Apple doesn’t like to show off the insides of its iPhones, but that hasn’t stopped iFixit from cracking open the new
iPhone 5s and
iPhone 5c .
Although the teardowns didn’t reveal too many big secrets, as usual there are a couple of tidbits worth pointing out:
For one thing,
Apple’s ballyhooed M7 “coprocessor” doesn’t appear to be a separate component within the iPhone 5s. The M7 is supposed to collect sensor data in the background, enabling new types of apps for fitness and public transit. For instance, Apple could tell when you’ve gotten out of your car during turn-by-turn navigation and switch to walking directions.
“Maybe the ‘M’ stands for ‘magical,’ the M7 is invisible, and Apple does use pixie dust to hold the device together,” the site quipped. “Or perhaps the ‘M’ stands for ‘marketing’ …”

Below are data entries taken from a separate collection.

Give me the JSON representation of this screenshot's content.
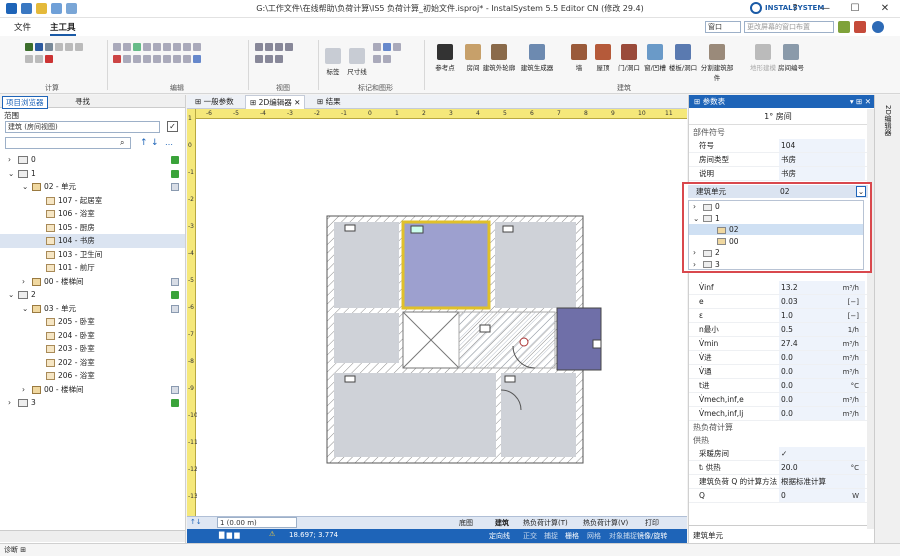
{
  "titlebar": {
    "title": "G:\\工作文件\\在线帮助\\负荷计算\\IS5 负荷计算_初始文件.isproj* - InstalSystem 5.5 Editor CN (修改 29.4)",
    "logo": "INSTALSYSTEM"
  },
  "menubar": {
    "file": "文件",
    "main": "主工具",
    "window_label": "窗口",
    "window_combo": "更改屏幕的窗口布置"
  },
  "ribbon": {
    "groups": {
      "calc": "计算",
      "edit": "编辑",
      "view": "视图",
      "dim": "标记和图形",
      "building": "建筑"
    },
    "dim_buttons": [
      "标签",
      "尺寸线"
    ],
    "building_buttons": [
      "参考点",
      "房间",
      "建筑外轮廓",
      "建筑生成器",
      "墙",
      "屋顶",
      "门/洞口",
      "窗/凹槽",
      "楼板/洞口",
      "分割建筑部件",
      "地形建模",
      "房间编号"
    ]
  },
  "left": {
    "tab1": "项目浏览器",
    "tab2": "寻找",
    "scope_label": "范围",
    "scope_value": "建筑 (房间视图)",
    "tree": [
      {
        "label": "0",
        "indent": 0,
        "type": "lvl",
        "exp": "›"
      },
      {
        "label": "1",
        "indent": 0,
        "type": "lvl",
        "exp": "⌄"
      },
      {
        "label": "02 - 单元",
        "indent": 1,
        "type": "unit",
        "exp": "⌄"
      },
      {
        "label": "107 - 起居室",
        "indent": 2,
        "type": "room"
      },
      {
        "label": "106 - 浴室",
        "indent": 2,
        "type": "room"
      },
      {
        "label": "105 - 厨房",
        "indent": 2,
        "type": "room"
      },
      {
        "label": "104 - 书房",
        "indent": 2,
        "type": "room",
        "sel": true
      },
      {
        "label": "103 - 卫生间",
        "indent": 2,
        "type": "room"
      },
      {
        "label": "101 - 前厅",
        "indent": 2,
        "type": "room"
      },
      {
        "label": "00 - 楼梯间",
        "indent": 1,
        "type": "unit",
        "exp": "›"
      },
      {
        "label": "2",
        "indent": 0,
        "type": "lvl",
        "exp": "⌄"
      },
      {
        "label": "03 - 单元",
        "indent": 1,
        "type": "unit",
        "exp": "⌄"
      },
      {
        "label": "205 - 卧室",
        "indent": 2,
        "type": "room"
      },
      {
        "label": "204 - 卧室",
        "indent": 2,
        "type": "room"
      },
      {
        "label": "203 - 卧室",
        "indent": 2,
        "type": "room"
      },
      {
        "label": "202 - 浴室",
        "indent": 2,
        "type": "room"
      },
      {
        "label": "206 - 浴室",
        "indent": 2,
        "type": "room"
      },
      {
        "label": "00 - 楼梯间",
        "indent": 1,
        "type": "unit",
        "exp": "›"
      },
      {
        "label": "3",
        "indent": 0,
        "type": "lvl",
        "exp": "›"
      }
    ]
  },
  "center": {
    "tabs": [
      "一般参数",
      "2D编辑器",
      "结果"
    ],
    "ruler_h": [
      "-6",
      "-5",
      "-4",
      "-3",
      "-2",
      "-1",
      "0",
      "1",
      "2",
      "3",
      "4",
      "5",
      "6",
      "7",
      "8",
      "9",
      "10",
      "11"
    ],
    "ruler_v": [
      "1",
      "0",
      "-1",
      "-2",
      "-3",
      "-4",
      "-5",
      "-6",
      "-7",
      "-8",
      "-9",
      "-10",
      "-11",
      "-12",
      "-13"
    ],
    "level": "1 (0.00 m)",
    "status_buttons": [
      "底图",
      "建筑",
      "热负荷计算(T)",
      "热负荷计算(V)",
      "打印"
    ],
    "coords": "18.697; 3.774",
    "status_items": [
      "正交",
      "捕捉",
      "栅格",
      "网格",
      "对象捕捉",
      "追踪",
      "偏移",
      "镜像/旋转"
    ],
    "status_dirs": "定向线",
    "mirror": "镜像/旋转"
  },
  "right": {
    "title": "参数表",
    "room": "1° 房间",
    "sec1": "部件符号",
    "rows1": [
      {
        "k": "符号",
        "v": "104"
      },
      {
        "k": "房间类型",
        "v": "书房"
      },
      {
        "k": "说明",
        "v": "书房"
      }
    ],
    "combo_label": "建筑单元",
    "combo_value": "02",
    "dropdown": [
      {
        "t": "0",
        "lvl": 0,
        "exp": "›"
      },
      {
        "t": "1",
        "lvl": 0,
        "exp": "⌄"
      },
      {
        "t": "02",
        "lvl": 1,
        "sel": true
      },
      {
        "t": "00",
        "lvl": 1
      },
      {
        "t": "2",
        "lvl": 0,
        "exp": "›"
      },
      {
        "t": "3",
        "lvl": 0,
        "exp": "›"
      }
    ],
    "rows2": [
      {
        "k": "V̇inf",
        "v": "13.2",
        "u": "m³/h"
      },
      {
        "k": "e",
        "v": "0.03",
        "u": "[−]"
      },
      {
        "k": "ε",
        "v": "1.0",
        "u": "[−]"
      },
      {
        "k": "n最小",
        "v": "0.5",
        "u": "1/h"
      },
      {
        "k": "V̇min",
        "v": "27.4",
        "u": "m³/h"
      },
      {
        "k": "V̇进",
        "v": "0.0",
        "u": "m³/h"
      },
      {
        "k": "V̇通",
        "v": "0.0",
        "u": "m³/h"
      },
      {
        "k": "t进",
        "v": "0.0",
        "u": "°C"
      },
      {
        "k": "V̇mech,inf,e",
        "v": "0.0",
        "u": "m³/h"
      },
      {
        "k": "V̇mech,inf,lj",
        "v": "0.0",
        "u": "m³/h"
      }
    ],
    "sec2": "热负荷计算",
    "sec3": "供热",
    "rows3": [
      {
        "k": "采暖房间",
        "v": "✓"
      },
      {
        "k": "tᵢ 供热",
        "v": "20.0",
        "u": "°C"
      },
      {
        "k": "建筑负荷 Q 的计算方法",
        "v": "根据标准计算"
      },
      {
        "k": "Q",
        "v": "0",
        "u": "W"
      }
    ],
    "footer": "建筑单元",
    "side": "2D编辑器"
  },
  "bottom": {
    "text": "诊断 ⊞"
  },
  "colors": {
    "accent": "#1e64b8",
    "highlight": "#d9484d",
    "selected_room": "#8a8fc6",
    "yellow": "#e0c02a"
  }
}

In lieu of a dedicated component, iFixit speculates that the ‘coprocessor’ is actually additional functionality built into Apple’s A7 chip. The group won’t know for sure until it cracks open the A7 itself—a much more time-consuming process.
The other key takeaway from iFixit’s teardown is that the battery in both the iPhone 5s and 5c is a little tougher to remove compared to last year’s iPhone 5. Due to a more resilient adhesive, users who want to replace their own batteries will need to apply heat to pry the battery out.

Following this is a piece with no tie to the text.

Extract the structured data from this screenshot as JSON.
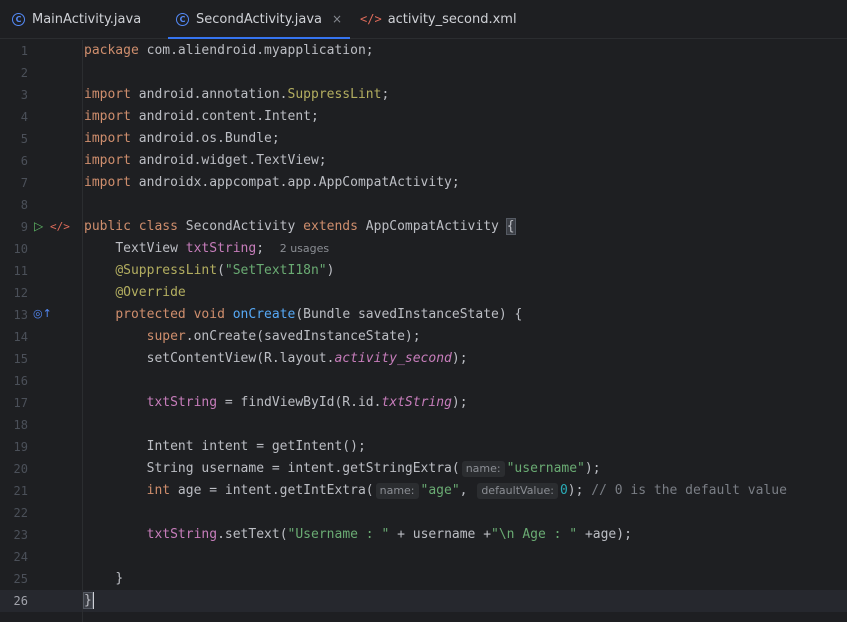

Still, iFixit says the battery itself is fairly easy to access, tucked away just underneath the screen assembly. Users will just need to be careful suctioning the assembly apart on the iPhone 5s, as a cable from the new
Touch ID fingerprint sensor runs between the two parts of the device.
Apple didn’t announce how much RAM is in the iPhone 5s, but iFixit believes it’s the same 1GB found in the iPhone 5c and iPhone 5, based on a bit of
speculation at MacRumors. However, the iPhone 5s appears to use DDR3 RAM instead of DDR2.
Overall, both the iPhone 5s and 5c earned repairability scores of 6—one point less than the iPhone 5. The phones’ designs are not modular, so you could have replace mutiple components at once if one component fails. As with last year’s model, the front glass, digitizer and LCD must all be replaced together, making for a more expensive repair, so try extra hard not to crack that screen.
Jared Newman has been helping folks make sense of technology for over a decade, writing for PCWorld, TechHive, and elsewhere. He also publishes two newsletters, Advisorator for straightforward tech advice and Cord Cutter Weekly for saving money on TV service.